PIERRE, S.D. – While the U.S. House investigates ex-Rep. Mark Foley's sexually explicit instant messages to former Capitol Hill staffers, South Dakota is dealing with its own page scandal.
The Senate is scheduled to convene in a special session Nov. 27 to look into allegations that Sen. Dan Sutton, a Democrat from the eastern town of Flandreau, "sexually groped" an 18-year-old page in this year's legislative session.
After hearing evidence, the Senate could take actions ranging from imposing no punishment up to expelling Sutton, a 36-year-old insurance agent.
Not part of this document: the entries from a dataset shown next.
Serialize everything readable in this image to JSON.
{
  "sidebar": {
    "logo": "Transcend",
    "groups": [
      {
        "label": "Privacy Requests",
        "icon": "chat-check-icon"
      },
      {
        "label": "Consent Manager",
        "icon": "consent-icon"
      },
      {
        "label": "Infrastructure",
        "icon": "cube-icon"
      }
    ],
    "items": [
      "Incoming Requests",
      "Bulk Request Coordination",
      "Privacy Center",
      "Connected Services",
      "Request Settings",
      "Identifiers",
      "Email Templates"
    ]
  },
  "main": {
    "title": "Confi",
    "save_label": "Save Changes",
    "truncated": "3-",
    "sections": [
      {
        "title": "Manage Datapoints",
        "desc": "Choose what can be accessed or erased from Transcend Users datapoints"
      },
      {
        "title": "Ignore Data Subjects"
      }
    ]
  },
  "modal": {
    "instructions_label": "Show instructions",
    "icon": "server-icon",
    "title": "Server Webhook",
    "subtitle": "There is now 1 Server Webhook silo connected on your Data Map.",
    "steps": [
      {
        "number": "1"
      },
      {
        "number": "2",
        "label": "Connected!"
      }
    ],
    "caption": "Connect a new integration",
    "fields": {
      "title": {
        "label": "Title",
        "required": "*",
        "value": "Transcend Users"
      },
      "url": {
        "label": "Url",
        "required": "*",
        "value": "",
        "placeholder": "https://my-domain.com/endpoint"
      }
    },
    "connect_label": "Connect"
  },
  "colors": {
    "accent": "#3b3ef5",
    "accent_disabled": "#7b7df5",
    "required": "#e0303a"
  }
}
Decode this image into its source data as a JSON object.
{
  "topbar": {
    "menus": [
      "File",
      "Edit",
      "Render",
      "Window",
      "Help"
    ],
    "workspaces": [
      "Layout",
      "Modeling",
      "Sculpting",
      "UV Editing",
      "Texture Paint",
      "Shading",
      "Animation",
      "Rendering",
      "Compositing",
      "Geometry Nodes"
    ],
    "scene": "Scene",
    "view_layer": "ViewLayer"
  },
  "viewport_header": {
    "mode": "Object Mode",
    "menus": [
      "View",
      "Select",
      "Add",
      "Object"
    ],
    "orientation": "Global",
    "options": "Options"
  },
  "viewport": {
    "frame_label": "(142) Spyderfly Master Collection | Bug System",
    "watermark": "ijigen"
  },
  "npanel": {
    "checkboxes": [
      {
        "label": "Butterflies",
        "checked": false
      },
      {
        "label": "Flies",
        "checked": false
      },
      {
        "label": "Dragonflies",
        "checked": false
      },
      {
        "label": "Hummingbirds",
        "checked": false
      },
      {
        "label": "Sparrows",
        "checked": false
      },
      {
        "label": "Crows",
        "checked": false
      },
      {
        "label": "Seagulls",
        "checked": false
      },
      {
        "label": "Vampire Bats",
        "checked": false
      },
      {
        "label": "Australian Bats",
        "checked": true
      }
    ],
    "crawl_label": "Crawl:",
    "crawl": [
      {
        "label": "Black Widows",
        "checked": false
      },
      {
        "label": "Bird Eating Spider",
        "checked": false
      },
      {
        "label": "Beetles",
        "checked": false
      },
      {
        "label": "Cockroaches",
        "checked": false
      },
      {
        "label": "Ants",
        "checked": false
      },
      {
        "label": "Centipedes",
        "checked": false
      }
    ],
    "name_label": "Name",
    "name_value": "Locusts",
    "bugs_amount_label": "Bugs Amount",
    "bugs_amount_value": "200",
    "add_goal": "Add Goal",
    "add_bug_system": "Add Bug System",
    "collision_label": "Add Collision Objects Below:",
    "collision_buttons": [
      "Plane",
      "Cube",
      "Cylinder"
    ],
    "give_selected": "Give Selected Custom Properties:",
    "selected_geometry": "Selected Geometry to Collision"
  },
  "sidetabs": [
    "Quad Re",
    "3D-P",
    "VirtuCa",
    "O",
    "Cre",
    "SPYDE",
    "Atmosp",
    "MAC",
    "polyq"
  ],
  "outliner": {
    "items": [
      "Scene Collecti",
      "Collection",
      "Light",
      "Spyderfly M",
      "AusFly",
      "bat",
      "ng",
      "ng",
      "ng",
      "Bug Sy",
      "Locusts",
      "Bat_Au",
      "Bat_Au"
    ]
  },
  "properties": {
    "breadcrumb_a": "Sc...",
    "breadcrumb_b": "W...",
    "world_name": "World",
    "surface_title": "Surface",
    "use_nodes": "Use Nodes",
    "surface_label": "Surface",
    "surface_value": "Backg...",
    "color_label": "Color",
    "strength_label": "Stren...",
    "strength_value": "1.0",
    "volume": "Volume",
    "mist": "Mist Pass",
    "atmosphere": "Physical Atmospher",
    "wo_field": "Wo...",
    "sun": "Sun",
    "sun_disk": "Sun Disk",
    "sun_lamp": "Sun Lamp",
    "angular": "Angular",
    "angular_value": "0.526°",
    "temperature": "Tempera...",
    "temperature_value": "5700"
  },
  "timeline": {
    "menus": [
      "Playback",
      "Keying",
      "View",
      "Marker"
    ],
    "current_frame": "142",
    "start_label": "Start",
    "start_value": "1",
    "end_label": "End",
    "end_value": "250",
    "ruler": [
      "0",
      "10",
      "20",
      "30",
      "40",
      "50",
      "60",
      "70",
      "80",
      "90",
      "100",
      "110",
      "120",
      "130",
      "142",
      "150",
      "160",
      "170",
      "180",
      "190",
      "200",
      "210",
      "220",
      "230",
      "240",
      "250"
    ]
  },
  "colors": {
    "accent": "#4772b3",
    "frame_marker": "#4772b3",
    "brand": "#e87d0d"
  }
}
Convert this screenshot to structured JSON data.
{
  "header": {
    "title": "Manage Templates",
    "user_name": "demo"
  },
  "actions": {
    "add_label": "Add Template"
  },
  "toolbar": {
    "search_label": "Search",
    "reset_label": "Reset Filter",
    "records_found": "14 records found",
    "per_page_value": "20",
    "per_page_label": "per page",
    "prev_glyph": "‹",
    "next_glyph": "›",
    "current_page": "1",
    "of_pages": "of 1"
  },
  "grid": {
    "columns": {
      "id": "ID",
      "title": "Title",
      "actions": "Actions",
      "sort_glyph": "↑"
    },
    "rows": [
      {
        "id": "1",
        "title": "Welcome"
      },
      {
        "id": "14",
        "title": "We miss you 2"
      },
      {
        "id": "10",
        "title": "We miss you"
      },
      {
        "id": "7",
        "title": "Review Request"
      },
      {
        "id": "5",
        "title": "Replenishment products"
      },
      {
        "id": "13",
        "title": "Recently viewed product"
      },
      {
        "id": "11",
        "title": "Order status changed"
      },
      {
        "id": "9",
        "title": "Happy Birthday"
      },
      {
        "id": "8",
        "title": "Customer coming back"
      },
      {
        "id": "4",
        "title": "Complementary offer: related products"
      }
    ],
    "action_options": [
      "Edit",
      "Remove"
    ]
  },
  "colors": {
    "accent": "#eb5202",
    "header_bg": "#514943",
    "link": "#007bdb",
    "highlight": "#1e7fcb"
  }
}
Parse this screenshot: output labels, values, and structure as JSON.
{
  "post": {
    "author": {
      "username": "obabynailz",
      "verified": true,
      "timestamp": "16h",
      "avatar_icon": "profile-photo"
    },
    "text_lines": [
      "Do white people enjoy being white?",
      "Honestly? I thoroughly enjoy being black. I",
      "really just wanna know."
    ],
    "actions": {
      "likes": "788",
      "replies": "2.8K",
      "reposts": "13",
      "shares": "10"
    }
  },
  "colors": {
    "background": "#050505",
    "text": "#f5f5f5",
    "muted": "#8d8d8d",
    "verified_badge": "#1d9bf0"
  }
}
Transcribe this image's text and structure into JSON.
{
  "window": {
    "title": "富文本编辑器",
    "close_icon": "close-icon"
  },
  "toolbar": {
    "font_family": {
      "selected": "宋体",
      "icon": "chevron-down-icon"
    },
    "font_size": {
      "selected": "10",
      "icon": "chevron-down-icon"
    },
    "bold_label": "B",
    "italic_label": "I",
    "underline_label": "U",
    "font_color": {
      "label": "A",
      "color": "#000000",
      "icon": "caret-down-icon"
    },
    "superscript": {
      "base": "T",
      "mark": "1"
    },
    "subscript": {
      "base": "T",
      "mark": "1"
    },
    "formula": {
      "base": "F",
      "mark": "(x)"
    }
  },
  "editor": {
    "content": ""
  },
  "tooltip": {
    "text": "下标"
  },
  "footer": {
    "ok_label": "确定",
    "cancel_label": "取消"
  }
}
Sutton, who is seeking re-election, has not responded publicly to the allegations, but his lawyer, Mike Butler, has said Sutton has done nothing wrong and will not resign. He pointed out that state investigators have not filed criminal charges.
However, Senate leaders said they have a responsibility to determine whether legislative rules were broken and to make sure pages, who are high school students who run errands for lawmakers, are safe.
"The Senate's interest is finding out what, if anything, happened to one of the students who were entrusted to us and how to ensure it's not going to happen in the future with the next group of kids coming in January," said Republican Sen. Lee Schoenbeck, president pro tem of the Senate. "It's completely separate from any criminal investigation."
Sen. Garry Moore, leader of the minority Democrats, agreed that lawmakers have a responsibility to deal with allegations of misconduct.
"In light of the fact you have high school seniors that are a part of this program, we need to police our own even if there aren't any charges brought. We need to talk to people about it," Moore said.
The basis for the Senate's inquiry is a constitutional provision giving the Senate and House authority to judge the qualifications of their members, and parliamentary rules that generally give legislatures authority over their members' conduct.
In the nation's better-known page scandal, Foley, a Republican from Florida, resigned from the U.S. House on Sept. 29 after being confronted with sexually explicit messages to former male pages. The House ethics committee is investigating when House leaders first learned of the misconduct and how they responded.
In North Dakota, the page reported the incident to the attorney general's office within two days of the alleged misconduct, Schoenbeck said.
Schoenbeck said he sent a letter to Sutton on Oct. 12, the day after the former page's father filed a formal complaint alleging that Sutton invited the page to stay overnight in his motel room and then groped the young man. The letter told Sutton that if he did not resign within a week, the Senate would start formal proceedings to investigate and possibly punish the senator.
Sutton did not resign, so the top Senate leaders from both political parties asked Gov. Mike Rounds to call the chamber into a special session.
Attorney General Larry Long has said only that a criminal investigation is continuing. On Tuesday, the Legislature's Executive Board subpoenaed Long's office for all information related to the investigation.
If Sutton wins re-election next week, the Senate in January would have to decide whether to seat him. "I think it's something the next Senate would have to deal with themselves," Moore said.
The South Dakota Legislature has no formal rules on how lawmakers can interact with pages, but the Senate and House are expected to write such rules before the start of next year's session.
Until now, lawmakers had never considered the need for a written rule governing how members of the Legislature conduct themselves around pages, Schoenbeck said.
"Anything in the area of sexual harassment would so obviously be outside the bounds of appropriate conduct that while it isn't a rule, you shouldn't have to have a rule," Schoenbeck said.
But lawmakers now realize clear, tough rules need to be written, Schoenbeck said.
Some lawmakers have said parts of the special legislative session should be held behind closed doors to protect the page when he testifies, but Schoenbeck said he believes the entire session should be open.
If testimony is heard in private, all 35 senators and the other people involved would later give their own interpretation of what happened, Schoenbeck said. It would be better for the public to hear the testimony firsthand, he said.
"The public either gets to see the facts in an open session or they hear a bunch of different people's versions of the facts after a closed session," he said.